While companies are already working to break down departmental silos, leaders will need to eliminate these barriers entirely in order to increase productivity. Organizations will seek to pool resources across the enterprise and touchpoints to fully leverage existing skillsets and meet consumer demand without the need for additional people. Leaders will focus internally, allowing this erosion of boundaries to bring forth their companywide concentration on the customer journey.
"For example, bank branch tellers are often idle for several hours, especially during the middle days of the week," says Rajeev Venkat, senior director, solutions marketing at Verint. "They possess similar customer interaction skills [as compared to contact center agents]. Therefore, instead of having to add more people in the contact center, calls can be routed to available workers in the branch. The technology to accomplish this exists today, but most organizations operate within departmental silos with little to no visibility into the manageability of the work, people, and processes in different departments of the enterprise."
Companies will also look to align organizational and individual purpose, for money no longer serves as the primary motivation behind employee performance. "The future workforce will look for more than just a paycheck-they will want evidence of how they will grow and gain purpose from their work," He emphasizes. "Companies will shift their focus from trying to create or measure employee engagement, to building a culture that encourages and enables growth and meaning."
Fostering purpose, however, will require an internal culture change.
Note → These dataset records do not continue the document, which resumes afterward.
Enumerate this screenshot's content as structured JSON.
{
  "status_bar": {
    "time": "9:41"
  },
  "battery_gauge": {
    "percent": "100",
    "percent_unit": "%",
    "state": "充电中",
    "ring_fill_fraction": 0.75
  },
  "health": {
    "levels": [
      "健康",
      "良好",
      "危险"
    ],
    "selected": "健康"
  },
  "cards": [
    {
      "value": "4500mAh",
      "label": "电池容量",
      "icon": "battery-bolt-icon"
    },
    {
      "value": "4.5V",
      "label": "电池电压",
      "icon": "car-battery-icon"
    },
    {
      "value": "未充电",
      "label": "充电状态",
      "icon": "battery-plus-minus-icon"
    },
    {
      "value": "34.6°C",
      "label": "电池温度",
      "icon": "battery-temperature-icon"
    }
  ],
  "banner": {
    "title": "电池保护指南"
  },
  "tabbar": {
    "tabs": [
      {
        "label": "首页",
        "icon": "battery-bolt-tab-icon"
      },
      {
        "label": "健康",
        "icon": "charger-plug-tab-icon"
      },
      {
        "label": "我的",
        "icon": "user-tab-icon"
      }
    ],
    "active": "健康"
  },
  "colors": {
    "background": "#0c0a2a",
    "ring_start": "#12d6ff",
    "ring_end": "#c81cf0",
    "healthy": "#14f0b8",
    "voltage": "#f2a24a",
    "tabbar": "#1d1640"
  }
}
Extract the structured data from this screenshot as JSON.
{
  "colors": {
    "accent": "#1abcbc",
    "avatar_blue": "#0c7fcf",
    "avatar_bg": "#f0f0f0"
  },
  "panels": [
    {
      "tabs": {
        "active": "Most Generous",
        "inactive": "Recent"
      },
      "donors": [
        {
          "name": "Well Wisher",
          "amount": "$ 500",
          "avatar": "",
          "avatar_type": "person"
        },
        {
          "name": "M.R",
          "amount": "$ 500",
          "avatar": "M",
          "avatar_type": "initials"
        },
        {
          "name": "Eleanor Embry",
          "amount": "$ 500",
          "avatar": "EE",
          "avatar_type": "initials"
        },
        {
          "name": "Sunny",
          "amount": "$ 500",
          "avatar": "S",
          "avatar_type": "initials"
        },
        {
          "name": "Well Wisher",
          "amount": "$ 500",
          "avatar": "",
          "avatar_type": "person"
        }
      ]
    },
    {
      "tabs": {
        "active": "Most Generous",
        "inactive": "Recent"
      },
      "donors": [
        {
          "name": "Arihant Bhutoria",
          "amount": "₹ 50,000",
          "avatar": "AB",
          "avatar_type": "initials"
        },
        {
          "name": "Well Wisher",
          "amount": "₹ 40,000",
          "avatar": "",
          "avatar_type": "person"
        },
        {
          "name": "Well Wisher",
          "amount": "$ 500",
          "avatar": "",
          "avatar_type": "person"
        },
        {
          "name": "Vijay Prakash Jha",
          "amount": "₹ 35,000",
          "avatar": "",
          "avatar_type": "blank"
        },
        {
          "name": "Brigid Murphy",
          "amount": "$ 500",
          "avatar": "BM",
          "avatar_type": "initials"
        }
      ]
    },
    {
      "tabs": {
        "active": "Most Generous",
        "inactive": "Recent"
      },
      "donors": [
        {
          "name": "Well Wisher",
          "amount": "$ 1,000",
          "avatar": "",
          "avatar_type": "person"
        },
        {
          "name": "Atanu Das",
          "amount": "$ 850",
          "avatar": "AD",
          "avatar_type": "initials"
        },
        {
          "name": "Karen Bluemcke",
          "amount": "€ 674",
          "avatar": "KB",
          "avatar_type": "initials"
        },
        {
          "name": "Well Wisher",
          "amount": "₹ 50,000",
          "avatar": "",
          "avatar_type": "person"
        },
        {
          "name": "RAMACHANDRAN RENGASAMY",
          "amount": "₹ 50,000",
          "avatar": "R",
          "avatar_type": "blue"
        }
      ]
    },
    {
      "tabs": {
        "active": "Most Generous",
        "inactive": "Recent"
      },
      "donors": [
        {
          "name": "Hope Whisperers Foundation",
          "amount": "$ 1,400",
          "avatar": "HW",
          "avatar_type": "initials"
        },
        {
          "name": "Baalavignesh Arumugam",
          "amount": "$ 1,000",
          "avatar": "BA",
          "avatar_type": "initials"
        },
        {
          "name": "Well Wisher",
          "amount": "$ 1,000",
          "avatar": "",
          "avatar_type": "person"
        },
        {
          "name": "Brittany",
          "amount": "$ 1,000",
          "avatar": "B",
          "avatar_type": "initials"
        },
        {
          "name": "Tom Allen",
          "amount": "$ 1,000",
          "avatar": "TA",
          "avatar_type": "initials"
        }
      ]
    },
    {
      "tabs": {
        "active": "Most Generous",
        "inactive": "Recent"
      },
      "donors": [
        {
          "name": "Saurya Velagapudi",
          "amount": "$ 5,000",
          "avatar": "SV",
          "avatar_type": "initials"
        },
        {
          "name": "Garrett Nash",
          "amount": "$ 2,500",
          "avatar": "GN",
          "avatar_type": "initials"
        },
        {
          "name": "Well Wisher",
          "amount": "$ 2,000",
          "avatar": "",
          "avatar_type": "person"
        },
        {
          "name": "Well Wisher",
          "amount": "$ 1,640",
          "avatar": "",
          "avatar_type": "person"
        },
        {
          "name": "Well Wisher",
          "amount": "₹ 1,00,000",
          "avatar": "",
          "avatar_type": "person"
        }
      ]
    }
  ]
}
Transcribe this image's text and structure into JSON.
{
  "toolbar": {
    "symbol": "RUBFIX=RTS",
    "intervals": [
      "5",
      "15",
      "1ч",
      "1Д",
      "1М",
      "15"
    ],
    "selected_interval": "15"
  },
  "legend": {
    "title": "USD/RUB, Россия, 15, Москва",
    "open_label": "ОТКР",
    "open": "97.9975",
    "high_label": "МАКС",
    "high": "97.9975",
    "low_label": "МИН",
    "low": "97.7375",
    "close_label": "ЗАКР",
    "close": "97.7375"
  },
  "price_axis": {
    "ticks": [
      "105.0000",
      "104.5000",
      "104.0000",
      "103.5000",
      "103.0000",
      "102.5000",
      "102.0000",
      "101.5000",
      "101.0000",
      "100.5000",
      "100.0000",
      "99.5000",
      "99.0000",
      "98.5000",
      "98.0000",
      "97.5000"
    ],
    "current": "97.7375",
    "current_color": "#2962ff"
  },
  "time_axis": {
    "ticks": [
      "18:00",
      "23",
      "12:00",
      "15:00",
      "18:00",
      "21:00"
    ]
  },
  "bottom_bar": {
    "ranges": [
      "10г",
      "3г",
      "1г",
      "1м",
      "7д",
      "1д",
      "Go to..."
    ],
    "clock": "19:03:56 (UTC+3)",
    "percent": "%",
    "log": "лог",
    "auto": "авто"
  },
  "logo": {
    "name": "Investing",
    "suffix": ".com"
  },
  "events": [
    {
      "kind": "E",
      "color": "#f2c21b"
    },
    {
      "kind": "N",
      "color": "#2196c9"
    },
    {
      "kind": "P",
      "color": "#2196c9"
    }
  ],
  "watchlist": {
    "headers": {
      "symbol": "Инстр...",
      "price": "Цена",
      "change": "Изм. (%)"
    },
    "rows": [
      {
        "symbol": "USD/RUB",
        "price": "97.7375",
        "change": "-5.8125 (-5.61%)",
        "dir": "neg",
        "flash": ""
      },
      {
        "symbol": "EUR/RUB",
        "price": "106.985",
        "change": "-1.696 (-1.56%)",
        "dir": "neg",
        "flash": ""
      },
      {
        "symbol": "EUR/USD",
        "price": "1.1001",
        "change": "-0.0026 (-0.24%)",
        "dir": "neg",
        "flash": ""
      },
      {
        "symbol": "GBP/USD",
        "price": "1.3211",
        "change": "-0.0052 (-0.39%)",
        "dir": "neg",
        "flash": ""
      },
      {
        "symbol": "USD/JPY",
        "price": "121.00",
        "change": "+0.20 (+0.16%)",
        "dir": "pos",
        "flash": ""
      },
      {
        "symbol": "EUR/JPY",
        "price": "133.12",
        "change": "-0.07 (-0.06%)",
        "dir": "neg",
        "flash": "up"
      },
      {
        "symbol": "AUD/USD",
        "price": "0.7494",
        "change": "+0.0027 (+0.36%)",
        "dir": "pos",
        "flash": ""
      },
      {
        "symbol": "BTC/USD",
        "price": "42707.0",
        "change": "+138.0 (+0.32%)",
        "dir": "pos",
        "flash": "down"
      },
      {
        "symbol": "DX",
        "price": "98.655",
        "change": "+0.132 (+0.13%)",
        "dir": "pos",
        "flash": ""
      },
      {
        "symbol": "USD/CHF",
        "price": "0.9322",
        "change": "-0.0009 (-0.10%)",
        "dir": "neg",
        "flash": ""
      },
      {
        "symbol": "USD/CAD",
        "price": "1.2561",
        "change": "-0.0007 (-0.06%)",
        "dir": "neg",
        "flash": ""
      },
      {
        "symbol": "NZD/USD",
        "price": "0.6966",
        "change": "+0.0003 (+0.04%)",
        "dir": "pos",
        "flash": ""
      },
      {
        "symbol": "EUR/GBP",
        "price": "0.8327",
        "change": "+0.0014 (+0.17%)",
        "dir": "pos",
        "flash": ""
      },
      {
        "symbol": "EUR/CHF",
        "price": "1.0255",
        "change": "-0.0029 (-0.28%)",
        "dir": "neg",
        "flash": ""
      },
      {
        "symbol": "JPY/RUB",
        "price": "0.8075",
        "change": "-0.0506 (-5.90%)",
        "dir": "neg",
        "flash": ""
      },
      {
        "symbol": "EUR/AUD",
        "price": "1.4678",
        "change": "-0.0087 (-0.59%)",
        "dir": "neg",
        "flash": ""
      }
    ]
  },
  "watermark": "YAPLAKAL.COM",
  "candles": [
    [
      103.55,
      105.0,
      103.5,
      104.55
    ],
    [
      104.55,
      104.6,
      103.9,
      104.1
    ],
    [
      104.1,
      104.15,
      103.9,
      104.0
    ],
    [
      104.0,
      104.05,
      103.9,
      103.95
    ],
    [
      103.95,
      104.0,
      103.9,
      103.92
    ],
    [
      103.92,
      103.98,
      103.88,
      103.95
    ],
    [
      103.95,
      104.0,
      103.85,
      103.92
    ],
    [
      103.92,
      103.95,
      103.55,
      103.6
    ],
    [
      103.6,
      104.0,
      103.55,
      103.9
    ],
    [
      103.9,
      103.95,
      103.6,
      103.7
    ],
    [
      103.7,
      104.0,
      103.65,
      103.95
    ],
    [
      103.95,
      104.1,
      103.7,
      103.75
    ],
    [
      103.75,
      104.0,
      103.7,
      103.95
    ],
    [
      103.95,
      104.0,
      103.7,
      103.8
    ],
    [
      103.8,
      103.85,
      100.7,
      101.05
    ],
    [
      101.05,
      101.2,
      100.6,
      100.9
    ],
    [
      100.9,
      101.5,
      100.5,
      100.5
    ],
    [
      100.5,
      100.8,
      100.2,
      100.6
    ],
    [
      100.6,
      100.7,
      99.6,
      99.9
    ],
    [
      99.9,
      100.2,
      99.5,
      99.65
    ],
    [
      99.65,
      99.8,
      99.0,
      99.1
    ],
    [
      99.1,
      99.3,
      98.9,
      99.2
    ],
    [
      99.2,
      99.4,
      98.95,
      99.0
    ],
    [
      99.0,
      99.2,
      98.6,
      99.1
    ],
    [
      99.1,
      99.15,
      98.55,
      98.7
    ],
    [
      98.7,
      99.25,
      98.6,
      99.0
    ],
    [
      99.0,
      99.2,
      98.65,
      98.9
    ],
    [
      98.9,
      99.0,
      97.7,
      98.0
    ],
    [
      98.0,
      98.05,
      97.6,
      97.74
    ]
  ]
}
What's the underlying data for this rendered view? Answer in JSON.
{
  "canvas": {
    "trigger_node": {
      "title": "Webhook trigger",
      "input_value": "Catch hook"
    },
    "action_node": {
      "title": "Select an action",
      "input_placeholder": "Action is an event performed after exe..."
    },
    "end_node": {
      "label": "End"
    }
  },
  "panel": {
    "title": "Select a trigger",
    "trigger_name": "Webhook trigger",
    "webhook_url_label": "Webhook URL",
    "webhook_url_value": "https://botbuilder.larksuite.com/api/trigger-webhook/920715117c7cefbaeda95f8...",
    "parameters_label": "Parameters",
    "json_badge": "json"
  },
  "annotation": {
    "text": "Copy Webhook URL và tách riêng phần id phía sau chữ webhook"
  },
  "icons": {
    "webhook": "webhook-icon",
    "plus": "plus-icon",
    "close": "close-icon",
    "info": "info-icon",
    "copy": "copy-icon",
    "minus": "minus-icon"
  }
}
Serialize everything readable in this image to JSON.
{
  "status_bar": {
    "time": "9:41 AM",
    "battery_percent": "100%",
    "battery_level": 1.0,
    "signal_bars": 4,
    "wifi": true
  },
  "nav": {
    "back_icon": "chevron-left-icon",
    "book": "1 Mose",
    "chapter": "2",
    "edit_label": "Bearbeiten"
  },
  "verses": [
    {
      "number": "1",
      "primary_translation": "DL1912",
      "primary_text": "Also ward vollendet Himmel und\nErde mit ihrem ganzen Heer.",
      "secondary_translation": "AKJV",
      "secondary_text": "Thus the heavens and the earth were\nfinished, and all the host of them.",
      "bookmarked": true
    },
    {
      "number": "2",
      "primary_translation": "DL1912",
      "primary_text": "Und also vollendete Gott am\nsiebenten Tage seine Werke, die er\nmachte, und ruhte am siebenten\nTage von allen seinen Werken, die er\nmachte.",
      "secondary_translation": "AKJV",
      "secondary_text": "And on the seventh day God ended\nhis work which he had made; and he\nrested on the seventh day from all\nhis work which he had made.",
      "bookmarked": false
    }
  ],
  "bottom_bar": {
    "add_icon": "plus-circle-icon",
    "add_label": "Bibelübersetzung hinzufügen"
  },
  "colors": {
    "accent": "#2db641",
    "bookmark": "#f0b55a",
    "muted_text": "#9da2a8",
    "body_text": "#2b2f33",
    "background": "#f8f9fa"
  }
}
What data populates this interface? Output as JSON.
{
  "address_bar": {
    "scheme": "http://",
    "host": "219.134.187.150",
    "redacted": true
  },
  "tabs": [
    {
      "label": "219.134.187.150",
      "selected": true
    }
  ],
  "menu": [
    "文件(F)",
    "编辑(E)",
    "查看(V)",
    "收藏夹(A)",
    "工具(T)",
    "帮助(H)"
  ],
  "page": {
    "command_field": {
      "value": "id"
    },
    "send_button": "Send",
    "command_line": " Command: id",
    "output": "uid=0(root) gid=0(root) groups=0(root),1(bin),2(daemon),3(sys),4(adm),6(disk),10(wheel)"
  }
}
Employee engagement sets the tone for whether or not workers feel they have room to experiment and grow their skills with support from the company. For such relationships to continue and thrive, organizations must refocus their emphasis on accomplishments, not metrics, in order to create engagement naturally. Businesses must also recognize that, though future employees may not stay with one single company as long as their predecessors, each worker will likely have a greater impact on the organization in a shorter period of time, resulting in a win-win for the employee and the employer. Thus, engagement driven by purpose will prove profitable for everyone involved.